Data about app and page elements
· · · · ·
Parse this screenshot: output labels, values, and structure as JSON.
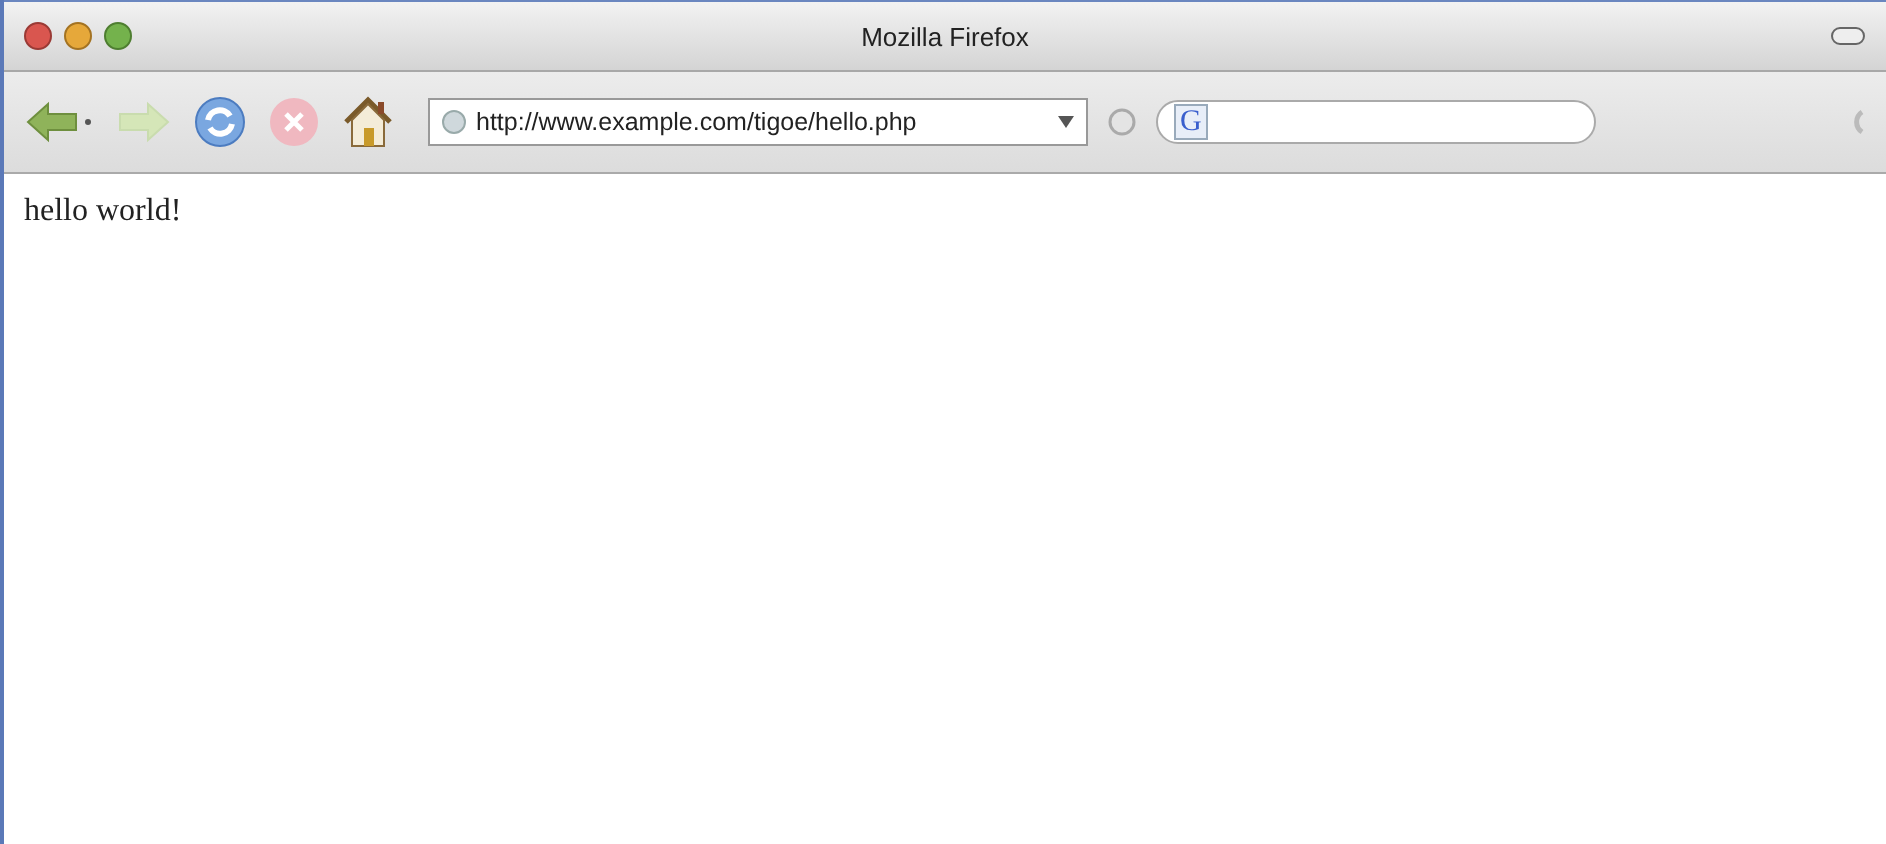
{
  "window": {
    "title": "Mozilla Firefox"
  },
  "toolbar": {
    "back": {
      "disabled": false
    },
    "forward": {
      "disabled": true
    },
    "stop": {
      "disabled": true
    },
    "url": "http://www.example.com/tigoe/hello.php",
    "search": {
      "engine_label": "G"
    }
  },
  "content": {
    "text": "hello world!"
  }
}
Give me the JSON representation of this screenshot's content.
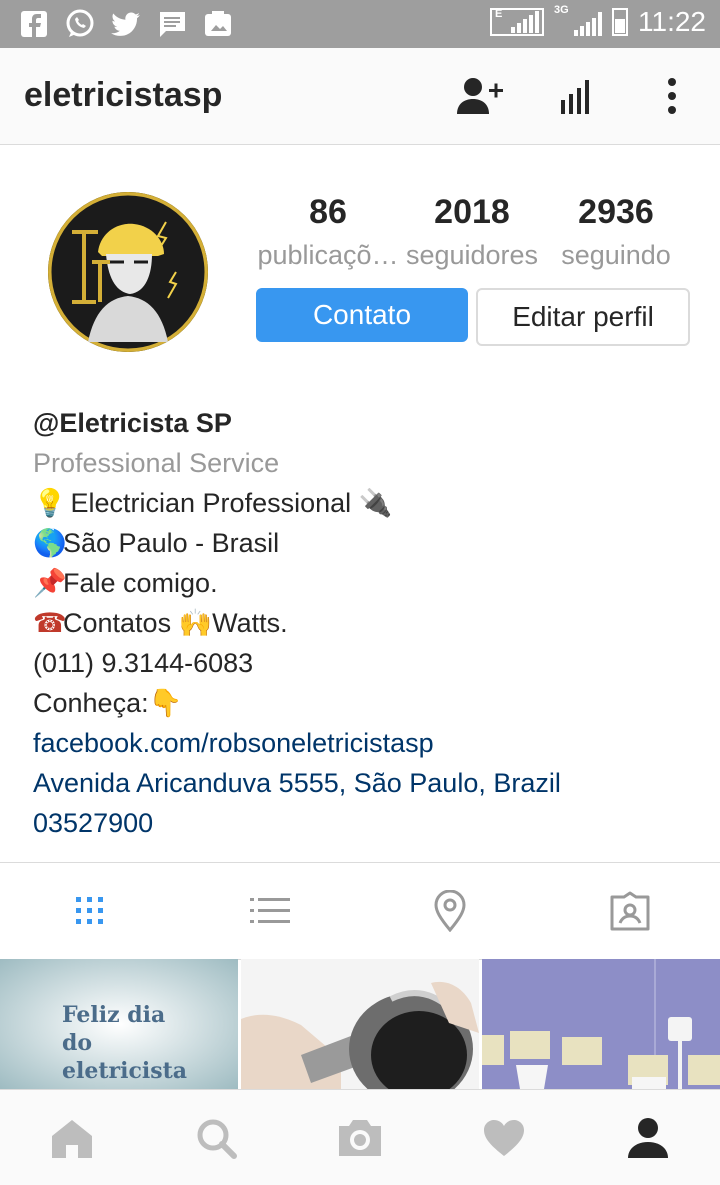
{
  "status_bar": {
    "icons": [
      "facebook-icon",
      "whatsapp-icon",
      "twitter-icon",
      "message-icon",
      "photo-icon"
    ],
    "signal_labels": [
      "E",
      "3G"
    ],
    "time": "11:22"
  },
  "app_bar": {
    "title": "eletricistasp",
    "actions": [
      "add-person-icon",
      "stats-icon",
      "more-icon"
    ]
  },
  "profile": {
    "stats": [
      {
        "value": "86",
        "label": "publicaçõ…"
      },
      {
        "value": "2018",
        "label": "seguidores"
      },
      {
        "value": "2936",
        "label": "seguindo"
      }
    ],
    "primary_button": "Contato",
    "secondary_button": "Editar perfil"
  },
  "bio": {
    "name": "@Eletricista SP",
    "category": "Professional Service",
    "lines": [
      {
        "emoji": "💡",
        "text": "  Electrician Professional 🔌"
      },
      {
        "emoji": "🌎",
        "text": "São Paulo - Brasil"
      },
      {
        "emoji": "📌",
        "text": "Fale comigo."
      },
      {
        "emoji": "☎",
        "text": "Contatos  🙌Watts."
      },
      {
        "emoji": "",
        "text": "(011) 9.3144-6083"
      },
      {
        "emoji": "",
        "text": "Conheça:👇"
      }
    ],
    "link": "facebook.com/robsoneletricistasp",
    "address_line1": "Avenida Aricanduva 5555, São Paulo, Brazil",
    "address_line2": "03527900"
  },
  "tabs": [
    "grid-icon",
    "list-icon",
    "location-icon",
    "tagged-icon"
  ],
  "photos": [
    {
      "text": "Feliz dia do eletricista",
      "bg": "#d9e6e9"
    },
    {
      "text": "",
      "bg": "#f2f2f2"
    },
    {
      "text": "",
      "bg": "#8e8fc8"
    }
  ],
  "bottom_nav": [
    "home-icon",
    "search-icon",
    "camera-icon",
    "heart-icon",
    "profile-icon"
  ],
  "colors": {
    "accent": "#3897f0",
    "link": "#003569",
    "status_bar": "#9e9e9e"
  }
}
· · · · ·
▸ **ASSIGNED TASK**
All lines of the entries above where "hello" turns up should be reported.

▸ **RESPONSE FOR THIS EXERCISE**
    "url": "http://www.example.com/tigoe/hello.php",
    "text": "hello world!"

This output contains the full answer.